WHAT TO DO
The entries below contain pictures. Retype everything except those pictures, exactly as given.

DATASET
---*---
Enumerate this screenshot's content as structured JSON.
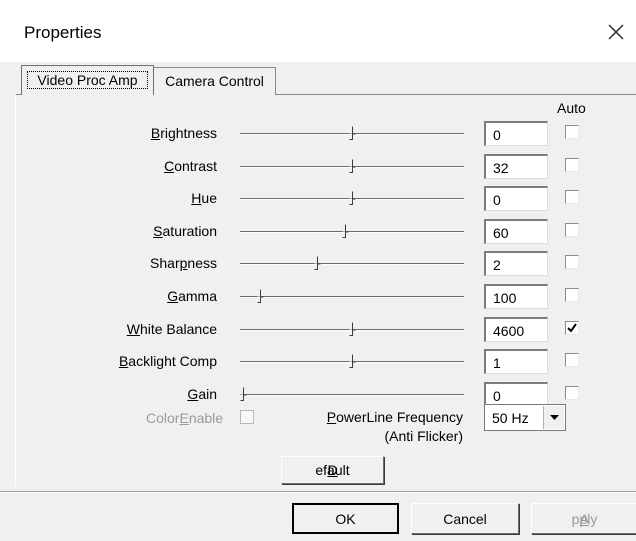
{
  "window": {
    "title": "Properties",
    "close_glyph": "✕"
  },
  "tabs": [
    {
      "label": "Video Proc Amp",
      "selected": true
    },
    {
      "label": "Camera Control",
      "selected": false
    }
  ],
  "auto_header": "Auto",
  "rows": [
    {
      "label_pre": "",
      "label_ul": "B",
      "label_post": "rightness",
      "value": "0",
      "slider_pos": 0.5,
      "auto": false
    },
    {
      "label_pre": "",
      "label_ul": "C",
      "label_post": "ontrast",
      "value": "32",
      "slider_pos": 0.5,
      "auto": false
    },
    {
      "label_pre": "",
      "label_ul": "H",
      "label_post": "ue",
      "value": "0",
      "slider_pos": 0.5,
      "auto": false
    },
    {
      "label_pre": "",
      "label_ul": "S",
      "label_post": "aturation",
      "value": "60",
      "slider_pos": 0.47,
      "auto": false
    },
    {
      "label_pre": "Shar",
      "label_ul": "p",
      "label_post": "ness",
      "value": "2",
      "slider_pos": 0.34,
      "auto": false
    },
    {
      "label_pre": "",
      "label_ul": "G",
      "label_post": "amma",
      "value": "100",
      "slider_pos": 0.08,
      "auto": false
    },
    {
      "label_pre": "",
      "label_ul": "W",
      "label_post": "hite Balance",
      "value": "4600",
      "slider_pos": 0.5,
      "auto": true
    },
    {
      "label_pre": "",
      "label_ul": "B",
      "label_post": "acklight Comp",
      "value": "1",
      "slider_pos": 0.5,
      "auto": false
    },
    {
      "label_pre": "",
      "label_ul": "G",
      "label_post": "ain",
      "value": "0",
      "slider_pos": 0.0,
      "auto": false
    }
  ],
  "color_enable": {
    "label_pre": "Color",
    "label_ul": "E",
    "label_post": "nable",
    "checked": false
  },
  "powerline": {
    "label_ul": "P",
    "label_post": "owerLine Frequency",
    "label_line2": "(Anti Flicker)",
    "selected": "50 Hz"
  },
  "buttons": {
    "default_ul": "D",
    "default_post": "efault",
    "ok": "OK",
    "cancel": "Cancel",
    "apply_ul": "A",
    "apply_post": "pply"
  }
}
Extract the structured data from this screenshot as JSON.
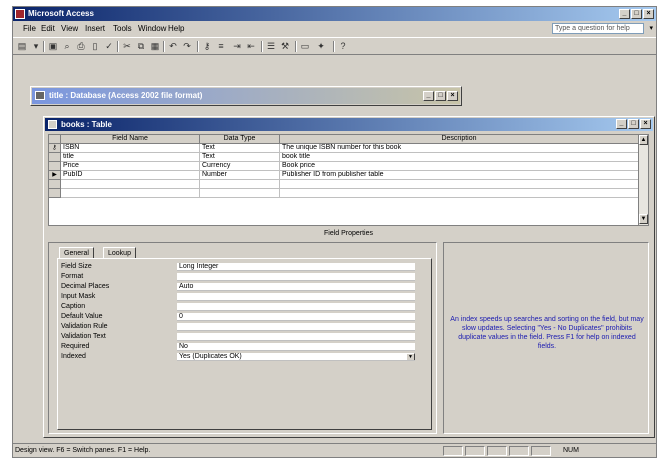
{
  "app": {
    "title": "Microsoft Access"
  },
  "menu": [
    "File",
    "Edit",
    "View",
    "Insert",
    "Tools",
    "Window",
    "Help"
  ],
  "ask_question": {
    "placeholder": "Type a question for help"
  },
  "db_window": {
    "title": "title : Database (Access 2002 file format)"
  },
  "table_window": {
    "title": "books : Table",
    "headers": {
      "field_name": "Field Name",
      "data_type": "Data Type",
      "description": "Description"
    },
    "rows": [
      {
        "field": "ISBN",
        "type": "Text",
        "desc": "The unique ISBN number for this book",
        "key": true,
        "current": false
      },
      {
        "field": "title",
        "type": "Text",
        "desc": "book title",
        "key": false,
        "current": false
      },
      {
        "field": "Price",
        "type": "Currency",
        "desc": "Book price",
        "key": false,
        "current": false
      },
      {
        "field": "PubID",
        "type": "Number",
        "desc": "Publisher ID from publisher table",
        "key": false,
        "current": true
      }
    ],
    "field_properties_label": "Field Properties"
  },
  "properties": {
    "tabs": [
      "General",
      "Lookup"
    ],
    "rows": [
      {
        "label": "Field Size",
        "value": "Long Integer"
      },
      {
        "label": "Format",
        "value": ""
      },
      {
        "label": "Decimal Places",
        "value": "Auto"
      },
      {
        "label": "Input Mask",
        "value": ""
      },
      {
        "label": "Caption",
        "value": ""
      },
      {
        "label": "Default Value",
        "value": "0"
      },
      {
        "label": "Validation Rule",
        "value": ""
      },
      {
        "label": "Validation Text",
        "value": ""
      },
      {
        "label": "Required",
        "value": "No"
      },
      {
        "label": "Indexed",
        "value": "Yes (Duplicates OK)"
      }
    ],
    "help_text": "An index speeds up searches and sorting on the field, but may slow updates. Selecting \"Yes - No Duplicates\" prohibits duplicate values in the field. Press F1 for help on indexed fields."
  },
  "status": {
    "text": "Design view. F6 = Switch panes. F1 = Help.",
    "num": "NUM"
  }
}
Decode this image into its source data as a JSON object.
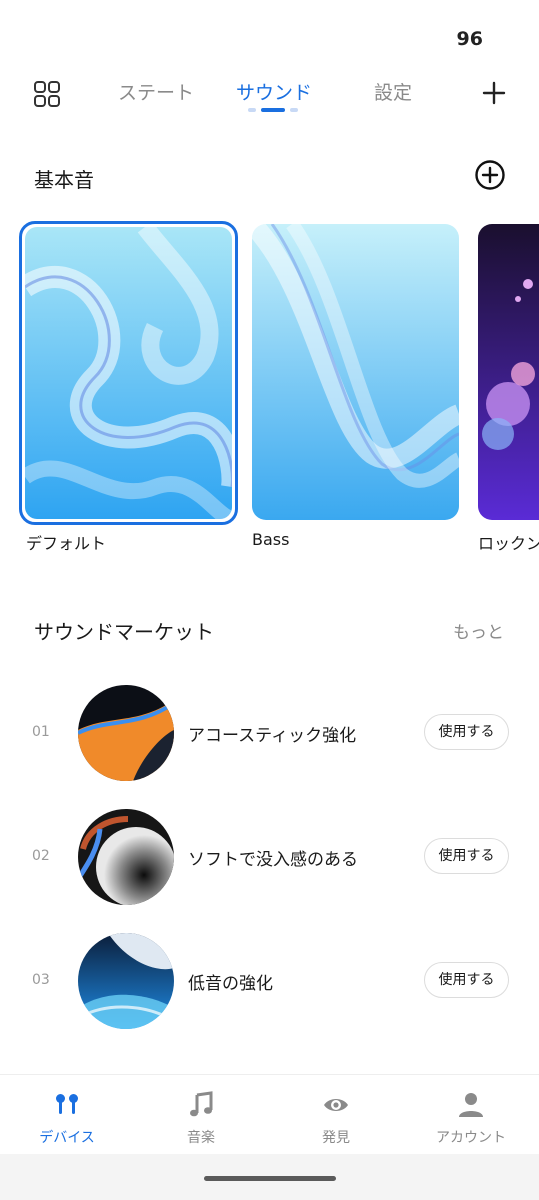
{
  "status_bar": {
    "battery": "96"
  },
  "top_nav": {
    "tabs": [
      {
        "label": "ステート",
        "active": false
      },
      {
        "label": "サウンド",
        "active": true
      },
      {
        "label": "設定",
        "active": false
      }
    ],
    "left_icon": "grid-icon",
    "right_icon": "plus-icon"
  },
  "basic_sounds": {
    "title": "基本音",
    "add_icon": "add-circle-icon",
    "cards": [
      {
        "label": "デフォルト",
        "selected": true
      },
      {
        "label": "Bass",
        "selected": false
      },
      {
        "label": "ロックン",
        "selected": false
      }
    ]
  },
  "market": {
    "title": "サウンドマーケット",
    "more": "もっと",
    "items": [
      {
        "num": "01",
        "title": "アコースティック強化",
        "button": "使用する"
      },
      {
        "num": "02",
        "title": "ソフトで没入感のある",
        "button": "使用する"
      },
      {
        "num": "03",
        "title": "低音の強化",
        "button": "使用する"
      }
    ]
  },
  "bottom_nav": {
    "items": [
      {
        "label": "デバイス",
        "icon": "earbuds-icon",
        "active": true
      },
      {
        "label": "音楽",
        "icon": "music-note-icon",
        "active": false
      },
      {
        "label": "発見",
        "icon": "eye-icon",
        "active": false
      },
      {
        "label": "アカウント",
        "icon": "person-icon",
        "active": false
      }
    ]
  },
  "colors": {
    "accent": "#1a6fe0",
    "muted": "#8a8a8a"
  }
}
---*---
ANSWER TO THIS PROBLEM
Enumerate this screenshot's content as structured JSON.
{
  "window": {
    "title": "Properties",
    "close_glyph": "✕"
  },
  "tabs": [
    {
      "label": "Video Proc Amp",
      "selected": true
    },
    {
      "label": "Camera Control",
      "selected": false
    }
  ],
  "auto_header": "Auto",
  "rows": [
    {
      "label_pre": "",
      "label_ul": "B",
      "label_post": "rightness",
      "value": "0",
      "slider_pos": 0.5,
      "auto": false
    },
    {
      "label_pre": "",
      "label_ul": "C",
      "label_post": "ontrast",
      "value": "32",
      "slider_pos": 0.5,
      "auto": false
    },
    {
      "label_pre": "",
      "label_ul": "H",
      "label_post": "ue",
      "value": "0",
      "slider_pos": 0.5,
      "auto": false
    },
    {
      "label_pre": "",
      "label_ul": "S",
      "label_post": "aturation",
      "value": "60",
      "slider_pos": 0.47,
      "auto": false
    },
    {
      "label_pre": "Shar",
      "label_ul": "p",
      "label_post": "ness",
      "value": "2",
      "slider_pos": 0.34,
      "auto": false
    },
    {
      "label_pre": "",
      "label_ul": "G",
      "label_post": "amma",
      "value": "100",
      "slider_pos": 0.08,
      "auto": false
    },
    {
      "label_pre": "",
      "label_ul": "W",
      "label_post": "hite Balance",
      "value": "4600",
      "slider_pos": 0.5,
      "auto": true
    },
    {
      "label_pre": "",
      "label_ul": "B",
      "label_post": "acklight Comp",
      "value": "1",
      "slider_pos": 0.5,
      "auto": false
    },
    {
      "label_pre": "",
      "label_ul": "G",
      "label_post": "ain",
      "value": "0",
      "slider_pos": 0.0,
      "auto": false
    }
  ],
  "color_enable": {
    "label_pre": "Color",
    "label_ul": "E",
    "label_post": "nable",
    "checked": false
  },
  "powerline": {
    "label_ul": "P",
    "label_post": "owerLine Frequency",
    "label_line2": "(Anti Flicker)",
    "selected": "50 Hz"
  },
  "buttons": {
    "default_ul": "D",
    "default_post": "efault",
    "ok": "OK",
    "cancel": "Cancel",
    "apply_ul": "A",
    "apply_post": "pply"
  }
}
Extract the structured data from this screenshot as JSON.
{
  "app": {
    "title": "Microsoft Access"
  },
  "menu": [
    "File",
    "Edit",
    "View",
    "Insert",
    "Tools",
    "Window",
    "Help"
  ],
  "ask_question": {
    "placeholder": "Type a question for help"
  },
  "db_window": {
    "title": "title : Database (Access 2002 file format)"
  },
  "table_window": {
    "title": "books : Table",
    "headers": {
      "field_name": "Field Name",
      "data_type": "Data Type",
      "description": "Description"
    },
    "rows": [
      {
        "field": "ISBN",
        "type": "Text",
        "desc": "The unique ISBN number for this book",
        "key": true,
        "current": false
      },
      {
        "field": "title",
        "type": "Text",
        "desc": "book title",
        "key": false,
        "current": false
      },
      {
        "field": "Price",
        "type": "Currency",
        "desc": "Book price",
        "key": false,
        "current": false
      },
      {
        "field": "PubID",
        "type": "Number",
        "desc": "Publisher ID from publisher table",
        "key": false,
        "current": true
      }
    ],
    "field_properties_label": "Field Properties"
  },
  "properties": {
    "tabs": [
      "General",
      "Lookup"
    ],
    "rows": [
      {
        "label": "Field Size",
        "value": "Long Integer"
      },
      {
        "label": "Format",
        "value": ""
      },
      {
        "label": "Decimal Places",
        "value": "Auto"
      },
      {
        "label": "Input Mask",
        "value": ""
      },
      {
        "label": "Caption",
        "value": ""
      },
      {
        "label": "Default Value",
        "value": "0"
      },
      {
        "label": "Validation Rule",
        "value": ""
      },
      {
        "label": "Validation Text",
        "value": ""
      },
      {
        "label": "Required",
        "value": "No"
      },
      {
        "label": "Indexed",
        "value": "Yes (Duplicates OK)"
      }
    ],
    "help_text": "An index speeds up searches and sorting on the field, but may slow updates. Selecting \"Yes - No Duplicates\" prohibits duplicate values in the field. Press F1 for help on indexed fields."
  },
  "status": {
    "text": "Design view. F6 = Switch panes. F1 = Help.",
    "num": "NUM"
  }
}
Decode this image into its source data as a JSON object.
{
  "status_bar": {
    "battery": "96"
  },
  "top_nav": {
    "tabs": [
      {
        "label": "ステート",
        "active": false
      },
      {
        "label": "サウンド",
        "active": true
      },
      {
        "label": "設定",
        "active": false
      }
    ],
    "left_icon": "grid-icon",
    "right_icon": "plus-icon"
  },
  "basic_sounds": {
    "title": "基本音",
    "add_icon": "add-circle-icon",
    "cards": [
      {
        "label": "デフォルト",
        "selected": true
      },
      {
        "label": "Bass",
        "selected": false
      },
      {
        "label": "ロックン",
        "selected": false
      }
    ]
  },
  "market": {
    "title": "サウンドマーケット",
    "more": "もっと",
    "items": [
      {
        "num": "01",
        "title": "アコースティック強化",
        "button": "使用する"
      },
      {
        "num": "02",
        "title": "ソフトで没入感のある",
        "button": "使用する"
      },
      {
        "num": "03",
        "title": "低音の強化",
        "button": "使用する"
      }
    ]
  },
  "bottom_nav": {
    "items": [
      {
        "label": "デバイス",
        "icon": "earbuds-icon",
        "active": true
      },
      {
        "label": "音楽",
        "icon": "music-note-icon",
        "active": false
      },
      {
        "label": "発見",
        "icon": "eye-icon",
        "active": false
      },
      {
        "label": "アカウント",
        "icon": "person-icon",
        "active": false
      }
    ]
  },
  "colors": {
    "accent": "#1a6fe0",
    "muted": "#8a8a8a"
  }
}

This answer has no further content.